Note that only 5% of survey respondents self-identified as Hispanic or Latino.

Alan Lopez, national bilingual CARE training manager at GAF, said the manufacturer has been working with suppliers to have their Latino-focused training programs to support this growing demographic.

“Partnering with distributors plays a big part of it, as they are the ones meeting and seeing these contractors,” Lopez told RSP in a 2023 interview. “If you’re going to jump into this and try to engage with the Hispanic community, it cannot just be everything you do in English translated and dump it.”

Sean McDevitt, chief human resources officer at Beacon, said it’s up to distributors to take the initiative and work on incorporating Spanish-speaking employees and programs into their operations. He noted at Beacon that it’s about making it easier to apply and having candidate vetting materials prepared in Spanish and English.  

“[Distribution is] over-indexed in Latinos on all the jobs that surround us and the jobs that we need,” said McDevitt. “Right now, it’s a warehouse. If you need to hire a warehouse worker in most of the country, and if you don’t hire Spanish speakers, you’re walking away from 50-plus percent of your candidate pool, and that’s foolish.”

SRS Distribution continues to support this demographic with its Para Latinos program, which includes a busy booth dedicated to Latino and Hispanic attendees to the 2024 IRE. Dan Tinker, president and CEO of SRS Distribution, said SRS is proud of the support it provides and is glad others are doing the same.

“We couldn’t be any prouder of all of the things we’re doing to try to help that community and to bring every opportunity that every other contractor does in the industry [to them],” said Tinker. “I think a lot of people are following our lead now, which is great because [the community] deserves it, and they’re a huge demographic in this industry.”

Technology Use

Seventy percent of contractors say estimating software is the most commonly used technology in their businesses, with 70% of respondents using some version, followed by enterprise software at 68%.

A hand-held drone guidance devise.Commercial roofers are the driving force in technology use, with 76% saying they use both types of software compared to 64% of primarily residential contractors.

More than half, 56%, of respondents, use business process software, while 53% turn to cloud computing.

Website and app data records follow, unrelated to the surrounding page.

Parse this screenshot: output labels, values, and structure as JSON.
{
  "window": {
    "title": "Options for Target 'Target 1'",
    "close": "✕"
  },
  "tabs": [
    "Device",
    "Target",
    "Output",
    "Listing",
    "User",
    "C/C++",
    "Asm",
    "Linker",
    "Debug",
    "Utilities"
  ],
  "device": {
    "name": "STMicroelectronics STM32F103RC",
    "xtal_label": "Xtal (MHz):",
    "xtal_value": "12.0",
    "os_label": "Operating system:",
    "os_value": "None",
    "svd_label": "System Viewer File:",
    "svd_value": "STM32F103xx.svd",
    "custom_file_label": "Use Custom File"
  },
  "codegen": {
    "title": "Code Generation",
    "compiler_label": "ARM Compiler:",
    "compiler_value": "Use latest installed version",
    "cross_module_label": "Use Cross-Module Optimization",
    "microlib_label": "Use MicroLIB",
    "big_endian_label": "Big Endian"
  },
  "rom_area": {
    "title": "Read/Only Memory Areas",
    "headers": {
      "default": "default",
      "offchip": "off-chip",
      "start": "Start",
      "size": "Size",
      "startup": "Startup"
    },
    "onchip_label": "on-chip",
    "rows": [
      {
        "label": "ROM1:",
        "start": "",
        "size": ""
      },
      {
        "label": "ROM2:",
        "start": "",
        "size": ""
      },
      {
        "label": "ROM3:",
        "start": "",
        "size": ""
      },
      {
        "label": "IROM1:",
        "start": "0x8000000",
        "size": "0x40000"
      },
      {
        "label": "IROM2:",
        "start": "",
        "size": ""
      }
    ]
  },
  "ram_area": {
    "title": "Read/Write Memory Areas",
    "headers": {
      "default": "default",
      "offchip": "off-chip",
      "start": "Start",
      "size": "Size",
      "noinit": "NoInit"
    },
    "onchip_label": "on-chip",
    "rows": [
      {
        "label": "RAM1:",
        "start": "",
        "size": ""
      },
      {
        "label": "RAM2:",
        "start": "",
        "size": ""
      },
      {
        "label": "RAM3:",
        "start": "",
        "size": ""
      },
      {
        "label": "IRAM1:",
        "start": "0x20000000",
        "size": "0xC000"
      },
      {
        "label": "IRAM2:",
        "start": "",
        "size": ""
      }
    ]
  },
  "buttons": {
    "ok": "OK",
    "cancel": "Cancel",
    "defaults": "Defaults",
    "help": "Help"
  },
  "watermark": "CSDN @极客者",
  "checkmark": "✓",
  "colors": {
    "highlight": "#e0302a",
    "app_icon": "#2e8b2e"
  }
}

Only 43% of respondents use drones, but it is also the technology that contractors are most curious about; 28% said it’s under discussion to incorporate drones into their operations within the next two years. 

Another tech the statistics highlighted that is creating buzz within the industry is artificial intelligence. Just over 20% of contractors currently use it, while 26% are considering adopting it within the next two years. 

AI was the focus of the first keynote presentation at the 2024 International Roofing Expo, with presenter Josey Parks, CEO of Total Home Roofing and J. Wales Enterprises, saying it’s leading a “Fourth Industrial Revolution.”

“I want to tell everyone how to use technology and really teach people how to leverage it for good,” Parks said, adding later in his talk, “I've been looking at it for many years, and it's just blown my mind what's coming, smart cities with fiber optics and … the speed of information.”